Aim of the exercise
Examine each line of the data, and copy the ones containing "JSON".

Data records for software interfaces
┄┄┄┄┄┄┄┄┄┄┄┄┄┄┄┄┄┄┄┄

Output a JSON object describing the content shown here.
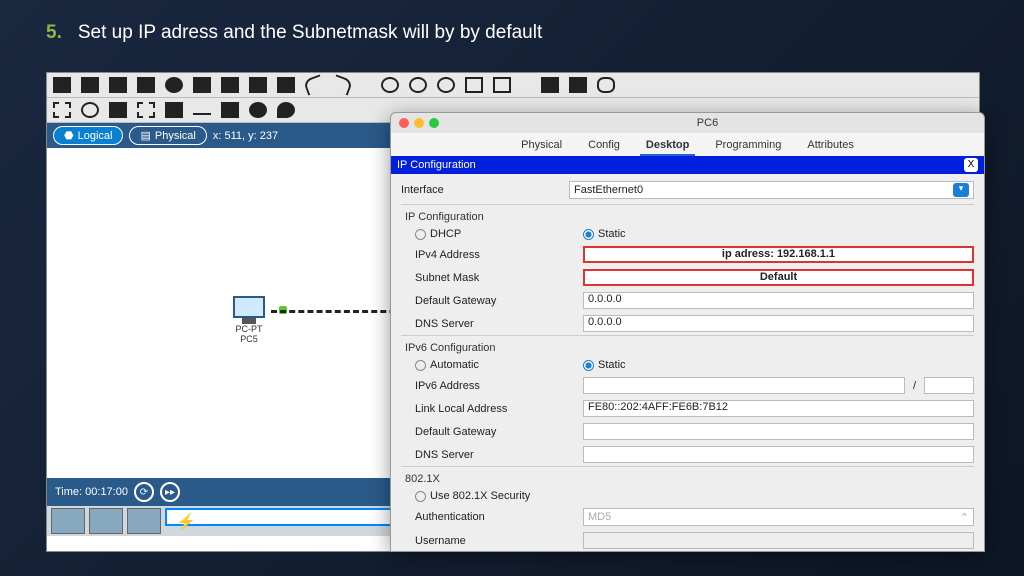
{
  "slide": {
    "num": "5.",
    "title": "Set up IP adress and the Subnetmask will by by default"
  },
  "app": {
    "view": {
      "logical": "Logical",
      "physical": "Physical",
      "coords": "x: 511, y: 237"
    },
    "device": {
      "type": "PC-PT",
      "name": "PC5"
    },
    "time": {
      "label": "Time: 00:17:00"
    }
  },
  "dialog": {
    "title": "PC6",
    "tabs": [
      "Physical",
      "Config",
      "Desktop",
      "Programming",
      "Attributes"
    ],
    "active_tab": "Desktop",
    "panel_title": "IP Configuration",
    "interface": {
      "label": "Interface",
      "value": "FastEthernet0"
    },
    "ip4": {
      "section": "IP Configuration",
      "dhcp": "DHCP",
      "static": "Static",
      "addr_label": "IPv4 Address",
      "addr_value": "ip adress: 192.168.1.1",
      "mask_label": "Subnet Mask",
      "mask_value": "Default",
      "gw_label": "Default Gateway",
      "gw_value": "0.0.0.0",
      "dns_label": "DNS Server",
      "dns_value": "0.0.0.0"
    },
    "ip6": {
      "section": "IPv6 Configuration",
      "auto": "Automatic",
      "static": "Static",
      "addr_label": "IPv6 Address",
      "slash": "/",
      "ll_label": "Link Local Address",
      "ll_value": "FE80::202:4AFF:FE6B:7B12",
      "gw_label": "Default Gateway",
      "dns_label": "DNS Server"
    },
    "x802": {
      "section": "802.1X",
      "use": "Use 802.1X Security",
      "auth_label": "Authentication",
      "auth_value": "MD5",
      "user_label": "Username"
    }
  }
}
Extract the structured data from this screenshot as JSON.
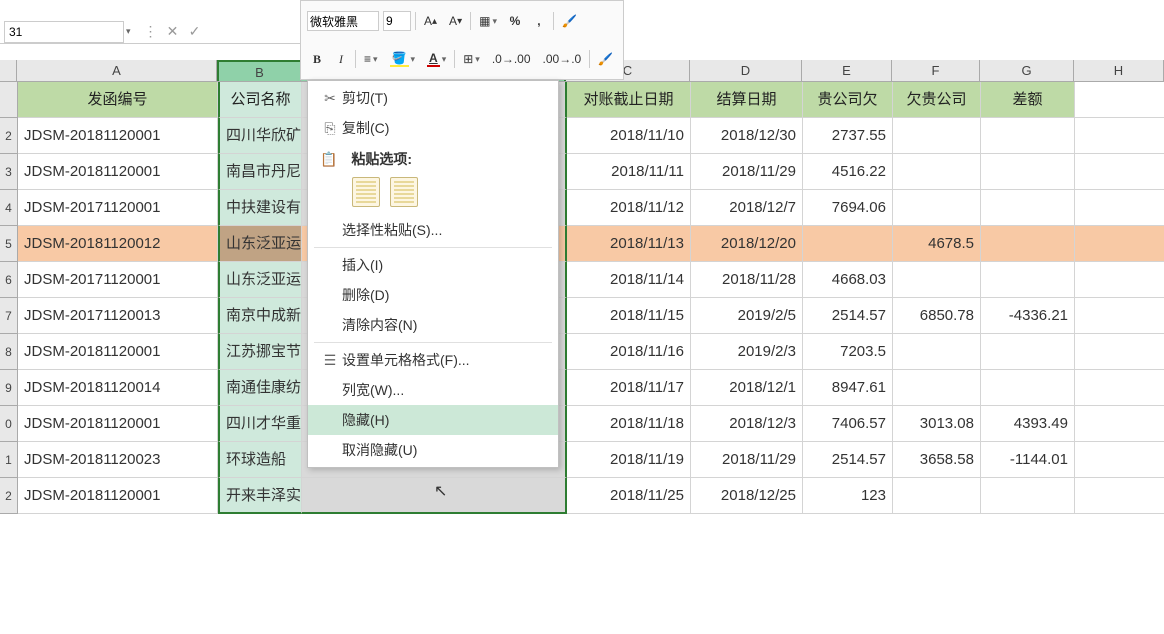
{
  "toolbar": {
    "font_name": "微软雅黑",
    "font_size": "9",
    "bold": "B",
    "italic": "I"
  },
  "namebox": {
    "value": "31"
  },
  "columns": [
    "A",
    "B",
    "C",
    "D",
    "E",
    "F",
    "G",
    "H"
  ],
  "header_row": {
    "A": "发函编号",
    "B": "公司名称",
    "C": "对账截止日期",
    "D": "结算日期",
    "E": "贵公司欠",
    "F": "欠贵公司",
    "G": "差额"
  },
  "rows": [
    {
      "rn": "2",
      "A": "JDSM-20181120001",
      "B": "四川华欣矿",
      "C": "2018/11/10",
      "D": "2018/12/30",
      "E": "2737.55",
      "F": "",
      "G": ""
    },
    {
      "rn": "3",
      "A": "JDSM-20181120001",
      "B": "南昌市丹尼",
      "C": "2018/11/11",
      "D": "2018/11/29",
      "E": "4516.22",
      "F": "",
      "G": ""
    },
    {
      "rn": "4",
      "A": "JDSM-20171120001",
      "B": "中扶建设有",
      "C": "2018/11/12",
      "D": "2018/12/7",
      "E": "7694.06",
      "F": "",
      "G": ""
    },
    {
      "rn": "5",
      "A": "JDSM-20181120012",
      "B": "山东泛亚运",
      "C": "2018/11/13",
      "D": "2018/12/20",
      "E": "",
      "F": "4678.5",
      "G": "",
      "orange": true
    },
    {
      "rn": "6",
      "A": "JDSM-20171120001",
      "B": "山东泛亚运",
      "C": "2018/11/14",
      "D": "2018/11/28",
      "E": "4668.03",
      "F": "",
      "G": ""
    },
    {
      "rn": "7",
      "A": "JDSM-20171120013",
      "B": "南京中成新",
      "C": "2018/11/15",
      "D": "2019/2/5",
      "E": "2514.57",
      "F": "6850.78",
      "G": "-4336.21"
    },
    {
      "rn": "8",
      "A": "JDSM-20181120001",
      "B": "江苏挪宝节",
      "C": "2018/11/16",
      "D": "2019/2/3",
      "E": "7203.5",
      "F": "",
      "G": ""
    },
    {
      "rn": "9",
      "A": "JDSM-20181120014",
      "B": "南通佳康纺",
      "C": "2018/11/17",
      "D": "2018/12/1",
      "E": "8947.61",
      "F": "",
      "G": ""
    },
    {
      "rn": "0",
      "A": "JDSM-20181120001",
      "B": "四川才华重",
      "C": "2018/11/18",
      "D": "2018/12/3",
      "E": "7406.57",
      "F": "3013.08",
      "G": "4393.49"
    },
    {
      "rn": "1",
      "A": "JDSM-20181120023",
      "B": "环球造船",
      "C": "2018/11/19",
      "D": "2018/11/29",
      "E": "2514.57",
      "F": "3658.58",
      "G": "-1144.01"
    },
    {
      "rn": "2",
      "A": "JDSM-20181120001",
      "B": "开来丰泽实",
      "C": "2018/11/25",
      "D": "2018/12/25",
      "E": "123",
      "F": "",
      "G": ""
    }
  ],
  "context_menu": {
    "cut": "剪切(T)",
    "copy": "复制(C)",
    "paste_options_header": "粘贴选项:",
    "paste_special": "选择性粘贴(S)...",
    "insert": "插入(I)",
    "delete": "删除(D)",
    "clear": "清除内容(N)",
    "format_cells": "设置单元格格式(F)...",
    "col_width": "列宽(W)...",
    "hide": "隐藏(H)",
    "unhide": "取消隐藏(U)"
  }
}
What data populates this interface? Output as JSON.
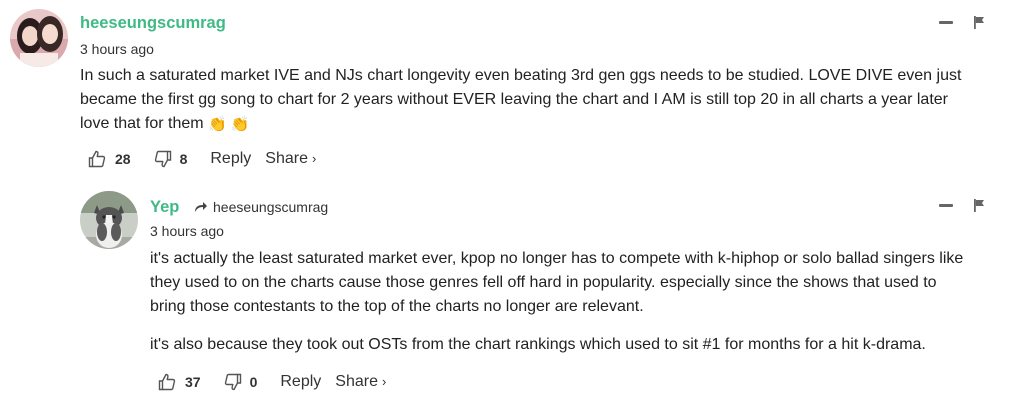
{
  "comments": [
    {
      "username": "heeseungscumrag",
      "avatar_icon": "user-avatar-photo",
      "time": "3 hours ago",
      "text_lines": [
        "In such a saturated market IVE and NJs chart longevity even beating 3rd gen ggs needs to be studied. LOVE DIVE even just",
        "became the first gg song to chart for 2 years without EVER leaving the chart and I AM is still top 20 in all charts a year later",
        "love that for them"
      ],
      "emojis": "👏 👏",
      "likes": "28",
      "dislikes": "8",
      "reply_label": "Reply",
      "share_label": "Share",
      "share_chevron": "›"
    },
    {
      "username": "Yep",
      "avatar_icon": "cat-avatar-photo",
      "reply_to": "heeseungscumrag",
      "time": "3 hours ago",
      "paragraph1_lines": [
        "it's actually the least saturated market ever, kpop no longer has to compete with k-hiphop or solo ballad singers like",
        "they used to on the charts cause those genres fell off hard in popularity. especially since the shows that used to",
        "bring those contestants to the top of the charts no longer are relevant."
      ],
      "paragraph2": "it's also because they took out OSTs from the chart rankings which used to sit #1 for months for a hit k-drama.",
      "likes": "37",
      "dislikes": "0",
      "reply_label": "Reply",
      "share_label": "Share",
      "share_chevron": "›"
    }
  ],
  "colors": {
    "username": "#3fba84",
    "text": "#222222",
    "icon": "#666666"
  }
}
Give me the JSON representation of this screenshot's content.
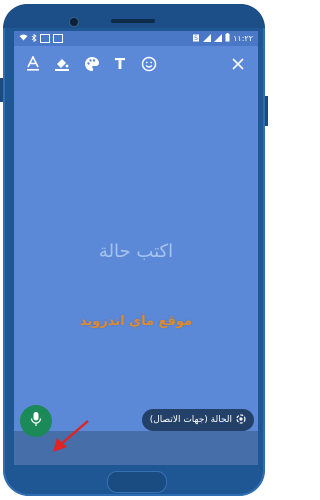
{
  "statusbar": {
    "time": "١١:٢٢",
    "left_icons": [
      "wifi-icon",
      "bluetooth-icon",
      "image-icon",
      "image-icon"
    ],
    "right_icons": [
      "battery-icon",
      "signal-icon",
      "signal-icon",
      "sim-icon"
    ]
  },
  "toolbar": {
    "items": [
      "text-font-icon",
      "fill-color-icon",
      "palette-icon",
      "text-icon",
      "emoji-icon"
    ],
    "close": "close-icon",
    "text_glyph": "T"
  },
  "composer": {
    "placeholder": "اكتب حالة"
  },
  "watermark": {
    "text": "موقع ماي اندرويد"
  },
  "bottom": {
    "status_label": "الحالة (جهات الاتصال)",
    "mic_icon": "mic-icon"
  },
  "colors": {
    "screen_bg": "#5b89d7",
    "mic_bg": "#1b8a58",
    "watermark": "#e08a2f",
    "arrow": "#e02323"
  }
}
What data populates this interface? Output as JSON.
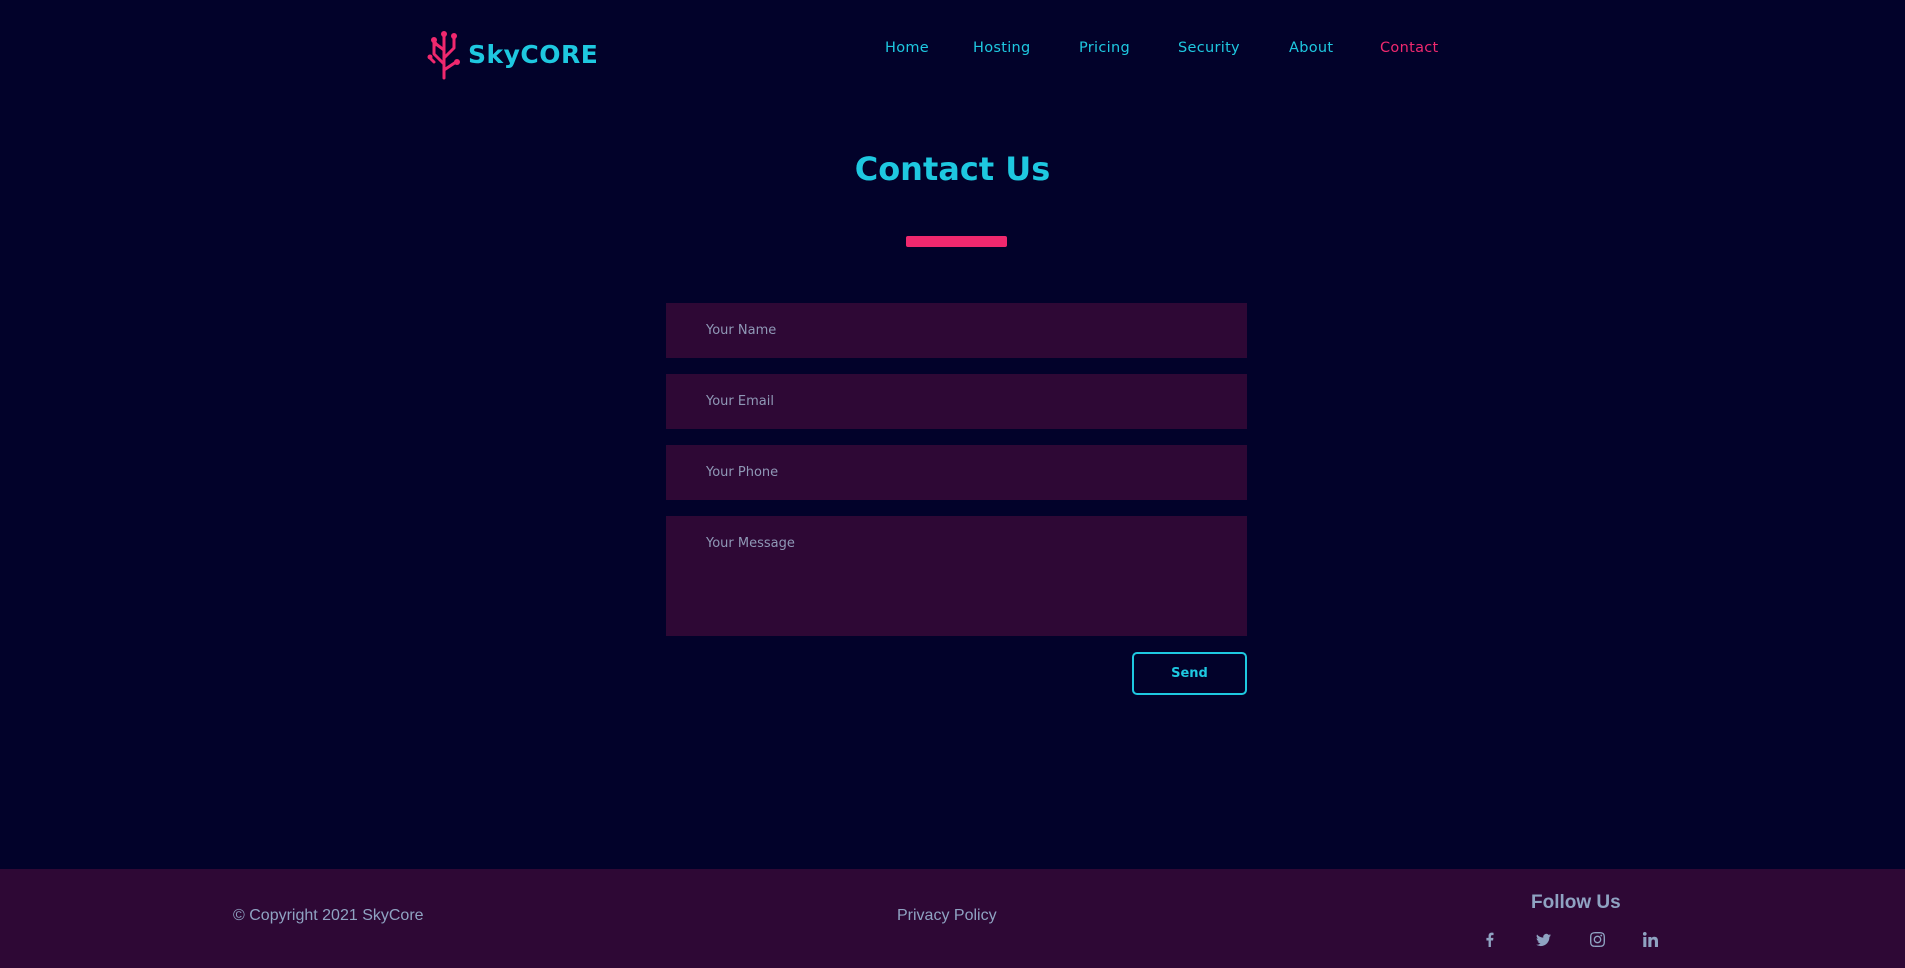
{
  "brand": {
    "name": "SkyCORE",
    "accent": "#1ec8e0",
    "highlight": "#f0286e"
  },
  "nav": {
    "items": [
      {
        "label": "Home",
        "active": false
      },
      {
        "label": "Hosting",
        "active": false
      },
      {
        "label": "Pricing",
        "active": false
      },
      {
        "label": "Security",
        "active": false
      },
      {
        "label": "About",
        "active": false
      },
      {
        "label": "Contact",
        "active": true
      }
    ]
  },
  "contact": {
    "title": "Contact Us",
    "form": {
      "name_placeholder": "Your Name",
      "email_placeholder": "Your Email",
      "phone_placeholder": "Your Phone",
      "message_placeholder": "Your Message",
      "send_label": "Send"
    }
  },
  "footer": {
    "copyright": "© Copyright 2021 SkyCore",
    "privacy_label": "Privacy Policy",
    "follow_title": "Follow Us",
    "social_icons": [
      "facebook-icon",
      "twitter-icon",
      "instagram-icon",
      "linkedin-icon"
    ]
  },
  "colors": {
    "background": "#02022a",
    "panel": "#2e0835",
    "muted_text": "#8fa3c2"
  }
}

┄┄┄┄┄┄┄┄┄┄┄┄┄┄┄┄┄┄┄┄

Output of the exercise
Output a JSON object describing the content shown here.
Extract the structured data from this screenshot as JSON.
What data populates this interface? Output as JSON.
Give me the JSON representation of this screenshot's content.
What data populates this interface? Output as JSON.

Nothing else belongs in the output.